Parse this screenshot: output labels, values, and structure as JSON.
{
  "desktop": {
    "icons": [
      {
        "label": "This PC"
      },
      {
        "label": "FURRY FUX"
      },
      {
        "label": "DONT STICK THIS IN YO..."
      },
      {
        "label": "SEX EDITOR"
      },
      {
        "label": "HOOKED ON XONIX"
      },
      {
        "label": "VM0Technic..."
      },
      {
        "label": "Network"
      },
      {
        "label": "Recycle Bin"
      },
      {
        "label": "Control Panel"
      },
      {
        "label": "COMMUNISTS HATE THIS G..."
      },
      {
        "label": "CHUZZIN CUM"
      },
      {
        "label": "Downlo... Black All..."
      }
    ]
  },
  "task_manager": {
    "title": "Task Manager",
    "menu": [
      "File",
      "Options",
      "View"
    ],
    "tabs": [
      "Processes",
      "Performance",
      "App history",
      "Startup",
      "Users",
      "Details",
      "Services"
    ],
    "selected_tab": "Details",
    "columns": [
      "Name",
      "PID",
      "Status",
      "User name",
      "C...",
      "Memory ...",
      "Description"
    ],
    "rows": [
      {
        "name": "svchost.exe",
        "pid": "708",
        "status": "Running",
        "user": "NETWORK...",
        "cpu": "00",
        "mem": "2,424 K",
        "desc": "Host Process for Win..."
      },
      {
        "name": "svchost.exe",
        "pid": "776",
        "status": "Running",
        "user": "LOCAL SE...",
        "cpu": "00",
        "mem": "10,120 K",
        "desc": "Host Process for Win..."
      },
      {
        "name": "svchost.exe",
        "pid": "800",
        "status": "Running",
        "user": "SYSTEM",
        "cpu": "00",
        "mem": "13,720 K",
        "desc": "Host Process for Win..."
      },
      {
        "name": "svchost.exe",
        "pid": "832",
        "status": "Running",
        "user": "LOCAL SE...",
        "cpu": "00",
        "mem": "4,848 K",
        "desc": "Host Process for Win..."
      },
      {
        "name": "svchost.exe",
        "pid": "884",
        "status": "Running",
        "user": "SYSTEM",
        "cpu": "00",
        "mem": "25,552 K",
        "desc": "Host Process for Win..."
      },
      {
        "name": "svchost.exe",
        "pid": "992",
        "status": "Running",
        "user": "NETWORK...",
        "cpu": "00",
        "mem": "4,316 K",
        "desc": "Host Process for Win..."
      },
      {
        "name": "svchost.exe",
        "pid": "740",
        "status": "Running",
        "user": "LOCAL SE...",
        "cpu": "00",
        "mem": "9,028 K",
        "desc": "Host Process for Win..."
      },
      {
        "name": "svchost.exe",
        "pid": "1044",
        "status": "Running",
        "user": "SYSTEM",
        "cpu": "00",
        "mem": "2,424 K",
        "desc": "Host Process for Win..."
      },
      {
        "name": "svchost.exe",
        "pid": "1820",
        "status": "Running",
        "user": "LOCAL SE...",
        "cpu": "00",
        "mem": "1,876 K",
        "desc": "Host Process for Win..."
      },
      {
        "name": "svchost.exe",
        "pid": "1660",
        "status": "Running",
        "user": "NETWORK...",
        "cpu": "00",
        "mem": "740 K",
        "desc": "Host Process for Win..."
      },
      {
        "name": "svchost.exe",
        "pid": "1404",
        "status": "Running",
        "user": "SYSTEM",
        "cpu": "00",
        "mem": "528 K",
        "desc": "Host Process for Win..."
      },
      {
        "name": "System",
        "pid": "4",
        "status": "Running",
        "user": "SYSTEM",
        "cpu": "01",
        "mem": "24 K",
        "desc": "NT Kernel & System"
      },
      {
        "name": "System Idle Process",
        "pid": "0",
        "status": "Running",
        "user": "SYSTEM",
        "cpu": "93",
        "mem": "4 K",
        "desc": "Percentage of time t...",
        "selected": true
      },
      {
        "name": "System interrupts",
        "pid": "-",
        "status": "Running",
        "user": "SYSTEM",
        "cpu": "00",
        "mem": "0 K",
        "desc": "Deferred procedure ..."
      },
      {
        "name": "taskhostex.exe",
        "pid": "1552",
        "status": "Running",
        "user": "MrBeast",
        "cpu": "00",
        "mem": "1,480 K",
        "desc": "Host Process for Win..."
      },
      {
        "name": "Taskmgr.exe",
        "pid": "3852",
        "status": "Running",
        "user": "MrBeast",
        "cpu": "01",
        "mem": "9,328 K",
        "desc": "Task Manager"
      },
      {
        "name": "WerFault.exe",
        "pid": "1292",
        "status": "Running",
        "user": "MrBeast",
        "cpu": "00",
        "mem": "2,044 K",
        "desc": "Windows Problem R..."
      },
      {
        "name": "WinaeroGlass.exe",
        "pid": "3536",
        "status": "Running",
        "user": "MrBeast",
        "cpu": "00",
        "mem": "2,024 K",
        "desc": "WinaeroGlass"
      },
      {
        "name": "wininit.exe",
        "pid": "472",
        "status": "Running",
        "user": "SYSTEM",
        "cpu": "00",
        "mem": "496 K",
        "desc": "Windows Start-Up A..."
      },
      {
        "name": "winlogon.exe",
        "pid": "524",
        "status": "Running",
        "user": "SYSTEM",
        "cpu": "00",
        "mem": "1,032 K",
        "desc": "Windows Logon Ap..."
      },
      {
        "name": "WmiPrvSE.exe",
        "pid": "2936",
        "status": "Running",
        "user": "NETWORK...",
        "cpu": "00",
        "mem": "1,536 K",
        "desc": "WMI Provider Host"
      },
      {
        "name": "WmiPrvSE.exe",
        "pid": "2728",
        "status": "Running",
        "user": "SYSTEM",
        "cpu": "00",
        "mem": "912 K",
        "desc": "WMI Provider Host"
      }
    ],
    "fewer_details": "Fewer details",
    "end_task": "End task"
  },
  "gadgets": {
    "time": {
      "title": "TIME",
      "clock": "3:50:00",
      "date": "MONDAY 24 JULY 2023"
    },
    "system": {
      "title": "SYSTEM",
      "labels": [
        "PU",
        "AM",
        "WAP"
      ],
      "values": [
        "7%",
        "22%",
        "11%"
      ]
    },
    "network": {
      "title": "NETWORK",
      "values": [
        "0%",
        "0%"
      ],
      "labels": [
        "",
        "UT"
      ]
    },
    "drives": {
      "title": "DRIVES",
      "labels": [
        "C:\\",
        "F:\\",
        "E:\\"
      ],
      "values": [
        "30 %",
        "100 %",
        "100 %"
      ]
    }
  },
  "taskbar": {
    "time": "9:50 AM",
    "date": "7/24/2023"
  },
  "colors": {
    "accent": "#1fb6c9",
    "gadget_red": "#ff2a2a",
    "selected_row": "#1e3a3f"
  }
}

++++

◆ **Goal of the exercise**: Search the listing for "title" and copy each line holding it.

◆ **Exercise output**:
    "title": "Task Manager",
      "title": "TIME",
      "title": "SYSTEM",
      "title": "NETWORK",
      "title": "DRIVES",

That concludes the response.